The City’s attention has been on Marks and Spencer’s clothing business in recent months. The UK retailer’s fourth-quarter trading update indicated the division performed better than expected, although problems remain. However, all the while, the upmarket grocer’s food business powers along nicely.

Shore Capital analyst Clive Black

“Beyond the key focus of UK GM, we must make mention and give credit to M&S for the performance of its food operations. LFL sales growth of 4% is excellent in our view and it is pleasing to see the outperformance of the sector over the last quarter. With its exacting specifications and good reputation for high quality and provenance, M&S has maybe been a beneficiary of any customer switching surrounding the horse meat contamination in Q1 2013. However, there are broader improvements too. Recently Shore Capital visited M&S’s Handsforth Dean store near Manchester and felt it was one of the strongest food propositions that we have seen from the business for some years.

“Within the statement the key trading figure is that for like-for-like (LFL) sales in its core general merchandising (GM) categories in the UK, which came in at minus 3.8%. This figure is poor but a little better than we feared going into the statement.”

Conlumino MD Neil Saunders

“Despite the solid overall growth, there is a strong sense of déjà vu in the latest set of numbers: the polarised performance of falling clothing sales and rising food sales continues and seems to have become somewhat entrenched. Indeed, the polarisation is even sharper this quarter given the particularly robust uplift in food sales – an uplift which has saved M&S the embarrassment of a weaker set of trading results.

“The food business provides a template for how M&S should approach clothing. Here M&S is unashamedly directional; it does not try to be all things to all men. The stance, while recognising the need to provide good value for money, is strongly skewed towards the premium end of the market. Brand segmentation is clear and innovation ensures that various parts of the range are regularly refreshed.
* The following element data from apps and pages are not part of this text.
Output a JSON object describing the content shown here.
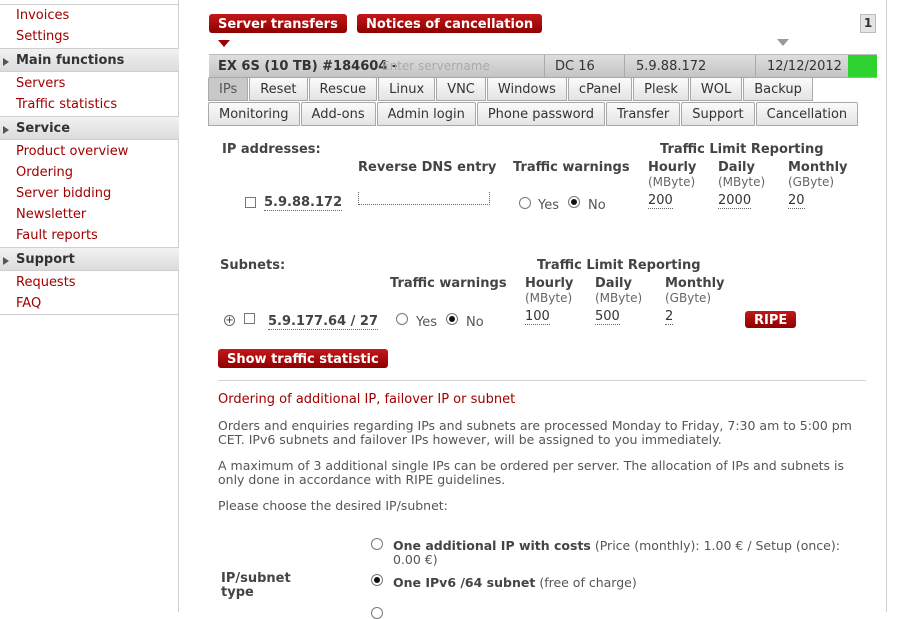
{
  "sidebar": {
    "top_links": [
      "Invoices",
      "Settings"
    ],
    "sections": [
      {
        "title": "Main functions",
        "items": [
          "Servers",
          "Traffic statistics"
        ]
      },
      {
        "title": "Service",
        "items": [
          "Product overview",
          "Ordering",
          "Server bidding",
          "Newsletter",
          "Fault reports"
        ]
      },
      {
        "title": "Support",
        "items": [
          "Requests",
          "FAQ"
        ]
      }
    ]
  },
  "header": {
    "server_transfers": "Server transfers",
    "notices_of_cancellation": "Notices of cancellation",
    "page_number": "1"
  },
  "server": {
    "name": "EX 6S (10 TB) #184604 -",
    "name_placeholder": "Enter servername",
    "datacenter": "DC 16",
    "ip": "5.9.88.172",
    "date": "12/12/2012",
    "status_color": "#2fd22f"
  },
  "tabs_row1": [
    "IPs",
    "Reset",
    "Rescue",
    "Linux",
    "VNC",
    "Windows",
    "cPanel",
    "Plesk",
    "WOL",
    "Backup"
  ],
  "tabs_row2": [
    "Monitoring",
    "Add-ons",
    "Admin login",
    "Phone password",
    "Transfer",
    "Support",
    "Cancellation"
  ],
  "ip_section": {
    "heading": "IP addresses:",
    "col_reverse_dns": "Reverse DNS entry",
    "col_traffic_warnings": "Traffic warnings",
    "col_traffic_limit": "Traffic Limit Reporting",
    "hourly": "Hourly",
    "hourly_unit": "(MByte)",
    "daily": "Daily",
    "daily_unit": "(MByte)",
    "monthly": "Monthly",
    "monthly_unit": "(GByte)",
    "ip": "5.9.88.172",
    "yes": "Yes",
    "no": "No",
    "hourly_value": "200",
    "daily_value": "2000",
    "monthly_value": "20"
  },
  "subnet_section": {
    "heading": "Subnets:",
    "col_traffic_warnings": "Traffic warnings",
    "col_traffic_limit": "Traffic Limit Reporting",
    "hourly": "Hourly",
    "hourly_unit": "(MByte)",
    "daily": "Daily",
    "daily_unit": "(MByte)",
    "monthly": "Monthly",
    "monthly_unit": "(GByte)",
    "subnet": "5.9.177.64 / 27",
    "yes": "Yes",
    "no": "No",
    "hourly_value": "100",
    "daily_value": "500",
    "monthly_value": "2",
    "ripe_button": "RIPE"
  },
  "show_traffic_button": "Show traffic statistic",
  "ordering": {
    "title": "Ordering of additional IP, failover IP or subnet",
    "para1": "Orders and enquiries regarding IPs and subnets are processed Monday to Friday, 7:30 am to 5:00 pm CET. IPv6 subnets and failover IPs however, will be assigned to you immediately.",
    "para2": "A maximum of 3 additional single IPs can be ordered per server. The allocation of IPs and subnets is only done in accordance with RIPE guidelines.",
    "para3": "Please choose the desired IP/subnet:",
    "type_label": "IP/subnet type",
    "option1_bold": "One additional IP with costs",
    "option1_rest": "(Price (monthly): 1.00 € / Setup (once): 0.00 €)",
    "option2_bold": "One IPv6 /64 subnet",
    "option2_rest": "(free of charge)"
  }
}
All of this is supported by a marketing effort that creates customer interest and genuinely reflects the strengths of the proposition. All of these factors have contributed to an impressive market beating performance over the last quarter.”

Robin Knight, partner at advisory firm Zolfo Cooper

“Food sales are the white knight for M&S, painting a much brighter picture than its clothing sales. With food becoming an increasing focus for the whole business, and an international expansion of its food division on the cards, the grocery department is certainly out-performing its rivals.

“Whilst today’s results are perhaps more encouraging than some expected there is still a long way to go as  Marc Bolland enters the final straight of his three year plan. Amongst other things M&S needs to follow through with its pledge to increase the style and quality of its clothes and win back market share from its rivals via an enhanced store and online offering.”

Richard Hunter, head of equities at Hargreaves Lansdown Stockbrokers

“It is something of a sign of the times that a previous UK bellwether should see its share price rise in early trade because the update is not as poor as had been expected.

“There has been some exasperation at the speed of the M&S revival. Competitors have continued to up the ante, with more dynamic offerings – and widely available online so that the effect of poor weather is mitigated – and have continued to power ahead whilst M&S is in catch-up mode. There are, however, some chinks of light, and the ongoing strength in food can be offset against the ongoing weakness in general merchandise.”